Aviva Mattingly '15 Recaps Women's Rugby Team's Spring Tour of Europe

Aviva Mattingly '15 Recaps Women's Rugby Team's Spring Tour of Europe

BWRFC Tour 2013
Barcelona, Spain; Perpignan & Toulouse, France

by Aviva Mattingly '15

While our first two days of tour were a treacherous battle against foreign metro systems, rain and navigation with 50lb duffle bags, we discovered the beauty of Barcelona on our first free morning of sight-seeing. We woke up with a croissant breakfast and discovered that "café" in Europe means fresh espresso, not black coffee. The Boqueria Market on Las Ramblas in the center of the city radiated under the sun with flower stands, jewelry, postcards, fresh smoothies, and even pet stands. Yes, if we so desired we could have brought rabbits home as our souvenirs.

When the evening came, it was finally our chance to play rugby. Although we were shut out by the Catalonian women's team, the match provided a positive wake up call. Not only did we all realize how talented these European athletes were, but we were able to experience what a huge part of their culture that rugby is. These players grew up training to play rugby, often starting at age 6. In fact, one of their best players was only fifteen; many of us never knew what rugby was at that age.

After a half-day walking tour of beautiful Girona, Spain, our tour bus brought us to our next desination, Perpignan, in southern France.  Here we continued our rugby development playing a local ladies team. We fought them off at the beginning of the match, but once again we were out played by our French opponents. With the leadership of our captains, Kerry and Uche, we adopted a mentality in which each player would develop one specific skill throughout the game and be able to take that off the pitch with them, even in a numerical defeat.

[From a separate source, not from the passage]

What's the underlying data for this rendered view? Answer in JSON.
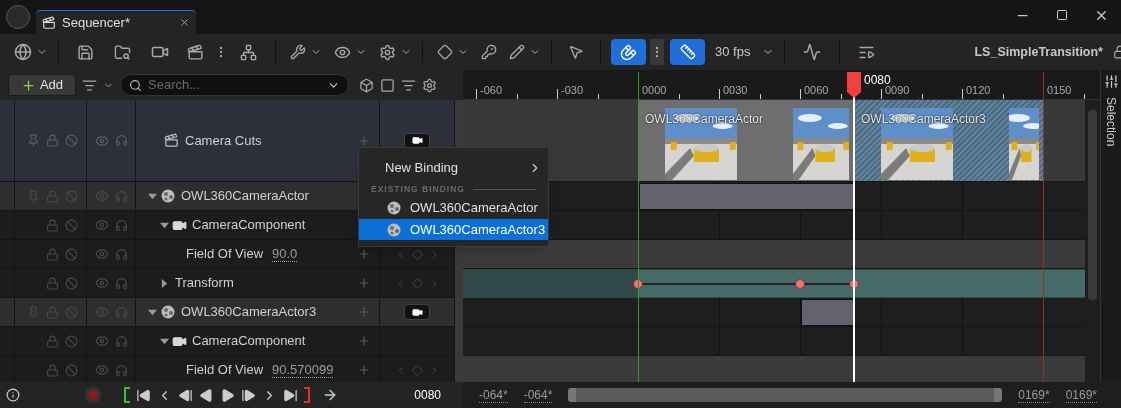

By observing the French players, we learned how effective their back line plays were and how important a strong and cohesive scrum is. After the match, the town mayor, local rugby officials and the Perpignan club welcomed us for a reception and a dinner that lasted through the night. We shared a three-course meal while breaking our language barrier with laughter and watching France vs Scotland, the VI Nations (men's international rugby) game on T.V.

I think I speak for the team when I say that Perpignan was one of our favorite sites. We adored the small cobblestone streets, abundance of shops, and staggering castle, which casually sat in the city center. We rode the carousel in an open square and tried every cheese for sample in the market after conversing with the honey merchant. The team became hooked on French cappuccinos decorated with whipped cream during our pregame meal in the same market area.

During our free days we had the privilege of exploring the region with trips to the quintessential French-Mediterranean coastal city of Coullieure and to Carcassonne, a UNESCO world heritage medieval walled-city. The coast proved to be the perfect location to relax after fighting through two tough matches along with two practice days. The air was invigorating and the scenic port was accompanied by all the gelato flavors we could fathom along with drinkable chocolate of 32 varieties.

Lastly, we made our way to Toulouse as our final destination. Our rugby match in Toulouse was quite unconventional. We traveled over an hour outside the city to find the Castres Rugby Feminin club which had invited us to play, and began the evening with a joint training session led by two local coaches. Once we finished various drills and scrimmages, we transitioned into a full 15 v 15 game. This last match was a fantastic opportunity to work in new players and try teammates at different positions. The referee continued the game over the given time, which was to no one's complaint. After this period, the teams mixed so that each side had an equivalent mix of American and French players. By far, this proved to be the most interesting and amusing match. Our language barrier was once again an entertaining hurdle, as vocabulary such as "left, right", "gauche, droit", "ici", and "ball" were thrown around. All in all, the match ended in laughter and another joyful reception with nothing other than cheese, bread, chocolate and wine. Coaches exchanged gifts, players exchanged stories, and everyone exchanged dance styles.

We ended our tour with one final day of walking the streets of Toulouse, taking in museums, cathedrals and parks. Last minute shopping and gift collecting was in order, as well as those final chances to find a macaroon or chocolate croissant. The unpredictable rain showers proved to be no match for the myriad of stores available for us to take shelter in. We finished off the night with a final team dinner at a Creperie where we lavished in our final tastes of France through savory crepes and Toublerone sundaes.

Europe was certainly an adventure, which provided the perfect environment for rugby development. With every bruise we endured from a seasoned opponent, there was a nutella crepe at night to balance out the pain. Simultaneously, we learned what our team must work on before nationals, and we learned there really is no limit to how much cheese one can eat. We appreciate all of the hard work our coaches, alumni, planning committee and Bowdoin College put into making this experience possible for our entire team to share during spring break.